- Body temperature is 39-40 degrees.
- Urination becomes painful and frequent.
- Possible damage to the nervous system (fainting, cramps, less often nonsense).
- General state of health worsens due to intoxication of the body.
- Skin pale.
- Thermoregulation disorders — chills, sweating.
If the disease is not noticed, then the acute form quickly flows into the chronic, so here as nowhere is important the diagnosis.
The diagnosis is based on the results of a microbiological study (bone biopsy, blood syringe, fistula, articular fluid), X-ray (although in the early stages it can not be detected with the help of the disease), computed tomography (helps to find gas in the bone marrow, and also Areas of dead tissue), fistulography, MRI, radionuclide diagnosis (suitable for the earliest diagnosis) and ultrasound.
The most common types of disease
Post-traumatic osteomyelitis can occur either after an open fracture, or during surgery on bone tissue or a joint. There is also a gunshot traumatic osteomyelitis, which often occurs after comminuted fractures.
Odontogenic osteomyelitis can arise as a result of bacteria penetrating through carious cavities, after dislocation of the jaw, periodontitis, improper treatment of the tooth or prosthetics, due to chronic diseases, and not only diseases of the oral cavity.
The acute form of this inflammatory disease is accompanied by pain in the area of the tooth, which is damaged. These sensations are amplified if the tooth is pressed or knocked. Also, there is swelling of the tissues around the affected tooth, they swell and blush. Over time, the tooth can become mobile, neighboring teeth too. Also become painful and enlarged lymphatic submandibular and cervical nodes. Headache in this case, too. Inflammation is also told by blood tests. With this inflammation, the taste sensations and the sensitivity of the lips are often violated.
Odontogenic osteomyelitis in chronic form can last for more than one year, with the pain that subsides, then again it makes itself known. Teeth become mobile at the same time, the bone thickens, and pus can periodically go pus.
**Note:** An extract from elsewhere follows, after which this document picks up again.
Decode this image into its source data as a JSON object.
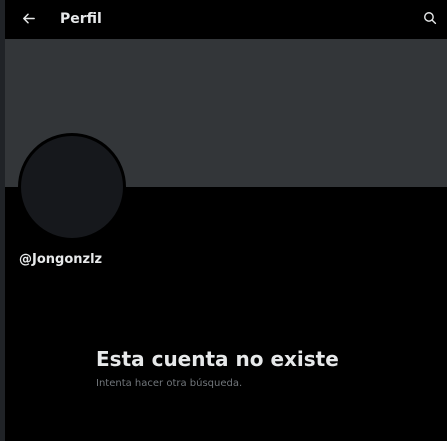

If a diagnosis is made of odontogenic osteomyelitis, treatment begins with the removal of the damaged tooth.
Acute hematogenous osteomyelitis occurs as a result of the introduction of bacteria that cause inflammation into the blood vessels of the bone. Acute hematogenous osteomyelitis is common in children. Usually, this inflammation affects long bones, but here the duration and nature of the course is different.
So, acute hematogenous osteomyelitis can last only two to three months, during which all the defenses of the body are activated and the inflammation goes by itself.
This is a breakdown form of the disease.
Also, hematogenous osteomyelitis can last about six months. Recovery also comes naturally, but this is a longer process.
In addition, acute hematogenous osteomyelitis can be fulminant. It is provoked by staphylococci. In this case, many degradation products of endogenous bacteria are instantly released into the blood, and the pressure instantaneously falls. In this case, acute hematogenous osteomyelitis can result in death.
It can also last more than eight months and become chronic. Complications can be a violation of protein metabolism and muscle atrophy.
Treatment of osteomyelitis without surgery will not be effective. But drug treatment should take place according to several principles.
First, you need to create a barrier that prevents bacteria from spreading.
Secondly, you need to choose the antibacterial drug to which the pathogen is sensitive.
And, finally, the medical treatment of osteomyelitis should be accompanied by a restriction of mobility of the problem area.
The operation is prescribed for frequent relapses, fistulas that last long, purulent swelling and severe necrosis.
Treatment of osteomyelitis with folk remedies is ineffective.